**这一次，当检查相邻的方块时，我们相邻右边的是一个墙方块，所以忽略它。对那个方块上面的块同样忽略。我们也忽略墙下面的方块。为什么？因为你不把临近墙的角切开就无法直接到达那个方块。实际上你需要先向下走，然后越过那个方块，在这个过程中都是围绕角在移动。（说明：切开角的规则是可选的。它的使用依赖于你的节点如何放置。）**

That leaves five other squares. The other two squares below the current square aren't already on the open list, so we add them and the current square becomes their parent. Of the other three squares, two are already on the closed list (the starting square, and the one just above the current square, both highlighted in blue in the diagram), so we ignore them. And the last square, to the immediate left of the current square, is checked to see if the G score is any lower if you go through the current square to get there. No dice. So we're done and ready to check the next square on our open list.

**这样就剩下5个方块了。当前方块下的两个方块不在开放列表中，所以要添加他们，并把当前方块作为它们的父亲。在另外三个方块中，有两个已经在封闭列表中了（开始方块，和当前方块上面的那个，它们都用高亮的蓝色在图中标出来了），所以忽略它们。最后一个方块，当前方块相邻左边的那个，检查经由当前方块到达那里是否得到更小的G值。没有。所以处理完毕，并准备检查开放列表中的下一个方块。**We repeat this process until we add the target square to the open list, at which point it looks something like the illustration below.

**我们重复这个过程，直到把目标点添加到开放列表，此时的情形如下图所示。**

[图 6][Figure 6]

Note that the parent square for the square two squares below the starting square has changed from the previous illustration. Before it had a G score of 28 and pointed back to the square above it and to the right. Now it has a score of 20 and points to the square just above it. This happened somewhere along the way on our search, where the G score was checked and it turned out to be lower using a new path ? so the parent was switched and the G and F scores were recalculated. While this change doesn't seem too important in this example, there are plenty of possible situations where this constant checking will make all the difference in determining the best path to your target.

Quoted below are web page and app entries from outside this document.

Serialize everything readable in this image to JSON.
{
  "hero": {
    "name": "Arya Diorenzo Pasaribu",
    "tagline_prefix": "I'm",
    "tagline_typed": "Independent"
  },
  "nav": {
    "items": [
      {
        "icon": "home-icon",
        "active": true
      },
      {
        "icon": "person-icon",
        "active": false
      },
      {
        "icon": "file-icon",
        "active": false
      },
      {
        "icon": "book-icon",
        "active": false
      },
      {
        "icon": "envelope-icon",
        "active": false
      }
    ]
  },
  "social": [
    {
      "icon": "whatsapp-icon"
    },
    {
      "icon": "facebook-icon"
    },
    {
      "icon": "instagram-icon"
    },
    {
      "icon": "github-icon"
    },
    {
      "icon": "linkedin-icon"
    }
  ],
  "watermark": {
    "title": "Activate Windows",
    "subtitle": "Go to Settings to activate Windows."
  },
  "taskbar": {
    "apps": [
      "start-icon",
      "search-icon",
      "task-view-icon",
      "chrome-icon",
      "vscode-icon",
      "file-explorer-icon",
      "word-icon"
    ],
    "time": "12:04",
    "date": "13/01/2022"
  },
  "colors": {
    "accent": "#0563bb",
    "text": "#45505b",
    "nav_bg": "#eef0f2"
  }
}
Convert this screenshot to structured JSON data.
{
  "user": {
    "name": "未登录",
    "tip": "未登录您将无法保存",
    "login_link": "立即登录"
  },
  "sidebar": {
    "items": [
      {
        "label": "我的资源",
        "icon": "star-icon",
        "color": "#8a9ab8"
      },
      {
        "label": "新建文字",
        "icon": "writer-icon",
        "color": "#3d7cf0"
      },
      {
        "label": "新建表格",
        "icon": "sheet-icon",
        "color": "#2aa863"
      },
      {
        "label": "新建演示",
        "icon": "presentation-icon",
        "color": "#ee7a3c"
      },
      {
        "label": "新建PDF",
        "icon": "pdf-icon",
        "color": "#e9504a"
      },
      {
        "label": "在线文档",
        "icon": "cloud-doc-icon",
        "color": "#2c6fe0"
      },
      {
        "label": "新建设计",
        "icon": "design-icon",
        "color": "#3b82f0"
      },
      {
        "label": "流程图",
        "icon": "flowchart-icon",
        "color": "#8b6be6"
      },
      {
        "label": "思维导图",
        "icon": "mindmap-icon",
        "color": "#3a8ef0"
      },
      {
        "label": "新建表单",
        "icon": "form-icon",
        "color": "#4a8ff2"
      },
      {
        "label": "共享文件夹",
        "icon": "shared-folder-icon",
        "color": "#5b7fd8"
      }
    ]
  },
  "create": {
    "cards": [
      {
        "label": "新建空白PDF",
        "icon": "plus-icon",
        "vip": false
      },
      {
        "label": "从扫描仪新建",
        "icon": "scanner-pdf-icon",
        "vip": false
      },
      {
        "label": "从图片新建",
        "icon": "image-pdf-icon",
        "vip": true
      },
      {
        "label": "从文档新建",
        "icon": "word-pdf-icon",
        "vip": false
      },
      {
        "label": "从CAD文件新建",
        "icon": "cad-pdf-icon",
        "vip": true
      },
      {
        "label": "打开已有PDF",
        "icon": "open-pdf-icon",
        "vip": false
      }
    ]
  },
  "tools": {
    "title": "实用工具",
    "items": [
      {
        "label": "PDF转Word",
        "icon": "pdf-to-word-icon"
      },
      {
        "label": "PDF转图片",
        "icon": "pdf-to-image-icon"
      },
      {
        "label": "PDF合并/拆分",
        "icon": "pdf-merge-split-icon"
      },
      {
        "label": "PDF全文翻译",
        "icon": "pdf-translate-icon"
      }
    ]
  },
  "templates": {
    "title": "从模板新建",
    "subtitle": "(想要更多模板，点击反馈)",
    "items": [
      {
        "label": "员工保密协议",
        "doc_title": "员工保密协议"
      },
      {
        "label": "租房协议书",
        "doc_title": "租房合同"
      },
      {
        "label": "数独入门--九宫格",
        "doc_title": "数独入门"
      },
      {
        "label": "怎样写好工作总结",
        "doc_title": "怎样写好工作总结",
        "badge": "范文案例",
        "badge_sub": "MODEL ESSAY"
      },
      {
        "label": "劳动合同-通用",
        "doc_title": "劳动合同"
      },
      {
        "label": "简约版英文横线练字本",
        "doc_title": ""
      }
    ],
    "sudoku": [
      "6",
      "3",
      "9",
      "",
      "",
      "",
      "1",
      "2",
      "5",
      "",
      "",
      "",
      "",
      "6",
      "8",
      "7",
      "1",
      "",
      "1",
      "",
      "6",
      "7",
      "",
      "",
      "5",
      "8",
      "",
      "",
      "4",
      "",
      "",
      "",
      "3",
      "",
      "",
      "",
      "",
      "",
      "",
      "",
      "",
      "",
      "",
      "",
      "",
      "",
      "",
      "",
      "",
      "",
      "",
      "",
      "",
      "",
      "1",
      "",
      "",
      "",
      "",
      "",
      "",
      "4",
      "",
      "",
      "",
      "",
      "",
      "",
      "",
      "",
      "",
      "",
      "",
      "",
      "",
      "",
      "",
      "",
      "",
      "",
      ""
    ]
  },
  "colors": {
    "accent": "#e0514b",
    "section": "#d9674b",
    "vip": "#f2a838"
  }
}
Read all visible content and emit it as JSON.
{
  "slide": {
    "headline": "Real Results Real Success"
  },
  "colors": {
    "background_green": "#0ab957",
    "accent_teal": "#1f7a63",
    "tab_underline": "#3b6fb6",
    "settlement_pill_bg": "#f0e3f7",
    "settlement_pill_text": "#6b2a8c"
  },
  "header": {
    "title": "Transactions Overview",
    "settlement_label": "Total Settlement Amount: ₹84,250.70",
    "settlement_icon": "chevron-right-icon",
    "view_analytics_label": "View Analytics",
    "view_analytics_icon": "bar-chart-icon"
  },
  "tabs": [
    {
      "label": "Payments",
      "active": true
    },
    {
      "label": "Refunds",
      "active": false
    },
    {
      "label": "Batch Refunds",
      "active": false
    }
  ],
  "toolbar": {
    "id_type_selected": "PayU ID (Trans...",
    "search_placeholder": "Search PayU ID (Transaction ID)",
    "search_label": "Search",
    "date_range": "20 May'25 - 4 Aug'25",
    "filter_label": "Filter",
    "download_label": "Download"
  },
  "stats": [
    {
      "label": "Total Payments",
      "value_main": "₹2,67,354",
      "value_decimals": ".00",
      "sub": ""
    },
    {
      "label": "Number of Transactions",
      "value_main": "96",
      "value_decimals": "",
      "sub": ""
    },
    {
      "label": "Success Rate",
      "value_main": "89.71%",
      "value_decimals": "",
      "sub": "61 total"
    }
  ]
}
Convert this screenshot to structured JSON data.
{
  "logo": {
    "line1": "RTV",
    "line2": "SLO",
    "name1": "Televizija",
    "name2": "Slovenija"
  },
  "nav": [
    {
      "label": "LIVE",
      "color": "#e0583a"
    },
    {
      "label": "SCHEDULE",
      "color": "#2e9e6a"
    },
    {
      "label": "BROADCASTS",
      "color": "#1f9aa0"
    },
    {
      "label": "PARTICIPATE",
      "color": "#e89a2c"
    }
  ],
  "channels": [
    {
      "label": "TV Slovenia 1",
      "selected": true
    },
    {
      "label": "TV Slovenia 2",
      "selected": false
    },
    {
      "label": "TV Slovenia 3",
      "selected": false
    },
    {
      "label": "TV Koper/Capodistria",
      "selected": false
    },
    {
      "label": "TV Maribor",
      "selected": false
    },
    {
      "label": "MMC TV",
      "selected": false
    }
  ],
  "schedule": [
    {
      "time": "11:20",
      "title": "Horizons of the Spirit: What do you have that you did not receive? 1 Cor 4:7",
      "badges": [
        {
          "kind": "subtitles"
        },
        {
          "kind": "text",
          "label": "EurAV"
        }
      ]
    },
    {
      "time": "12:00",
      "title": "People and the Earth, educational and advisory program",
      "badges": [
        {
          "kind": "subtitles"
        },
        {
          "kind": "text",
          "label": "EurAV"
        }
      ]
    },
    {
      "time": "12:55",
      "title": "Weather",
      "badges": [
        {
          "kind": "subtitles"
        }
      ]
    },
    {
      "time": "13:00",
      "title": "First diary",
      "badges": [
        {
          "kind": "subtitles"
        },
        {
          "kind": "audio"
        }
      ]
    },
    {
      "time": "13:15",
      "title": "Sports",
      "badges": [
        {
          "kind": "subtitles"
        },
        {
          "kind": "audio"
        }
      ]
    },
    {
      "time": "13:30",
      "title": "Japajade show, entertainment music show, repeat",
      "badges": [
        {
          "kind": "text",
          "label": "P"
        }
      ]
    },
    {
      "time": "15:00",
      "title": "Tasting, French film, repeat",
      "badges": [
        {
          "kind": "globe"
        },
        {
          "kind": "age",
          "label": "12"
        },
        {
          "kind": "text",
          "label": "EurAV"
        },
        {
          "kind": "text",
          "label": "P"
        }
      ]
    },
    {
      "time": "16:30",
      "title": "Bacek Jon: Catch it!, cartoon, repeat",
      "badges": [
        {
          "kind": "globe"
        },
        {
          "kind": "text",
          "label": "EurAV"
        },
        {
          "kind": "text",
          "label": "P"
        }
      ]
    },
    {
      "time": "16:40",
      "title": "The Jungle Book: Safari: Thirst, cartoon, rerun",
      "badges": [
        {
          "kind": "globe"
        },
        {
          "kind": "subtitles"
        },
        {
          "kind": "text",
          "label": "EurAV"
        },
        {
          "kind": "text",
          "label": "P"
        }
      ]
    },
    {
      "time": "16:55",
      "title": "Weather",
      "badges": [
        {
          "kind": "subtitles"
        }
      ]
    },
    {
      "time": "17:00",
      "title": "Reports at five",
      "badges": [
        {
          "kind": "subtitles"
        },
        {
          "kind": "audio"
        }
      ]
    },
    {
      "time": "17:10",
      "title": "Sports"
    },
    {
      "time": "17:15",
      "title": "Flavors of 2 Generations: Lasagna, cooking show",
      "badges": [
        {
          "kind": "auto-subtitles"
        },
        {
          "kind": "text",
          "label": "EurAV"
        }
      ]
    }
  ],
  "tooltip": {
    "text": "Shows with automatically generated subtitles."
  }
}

**注意开始方块向下的第二个方块，在前面的描述中其父亲已经发生改变。开始它的G值为28，指向其右上角的方块。现在它的值是20，指向其上方的方块。这是在搜索方法中某处发生的吗？在那里G值被检查，而且使用新的路径后，它得到了更小的值。所以它的父亲切换了，G和F也重新计算。而这个改变在本例中不见得非常重要，还有足够多的可能位置，在决定最佳路径的时候，持续的检查会产生各种差别。**

So how do we determine the actual path itself? Simple, just start at the red target square, and work backwards moving from one square to its parent, following the arrows. This will eventually take you back to the starting square, and that's your path! It should look like the following illustration. Moving from the starting square A to the destination square B is simply a matter of moving from the center of each square (the node) to the center of the next square on the path, until you reach the target. Simple!

**那么我们怎样决定实际的路径呢？简单，从红色目标方块开始，向后移动到它的父亲，跟从箭头的指示。最终你会回到开始方块，这就是路径！它应该如下图所示。从方块A移动到目标方块B就是从每一个方块（节点）的中心移动到路径上的下一个方块的中心的简单过程，直到到达目标。简单！**原帖:http://school.ogdev.net/ArticleShow.asp?id=1426&categoryid=10

这篇文章更详细:http://www.cppblog.com/christanxw/archive/2006/04/07/5126.html

相关:http://blog.vckbase.com/panic/archive/2005/03/20/3778.html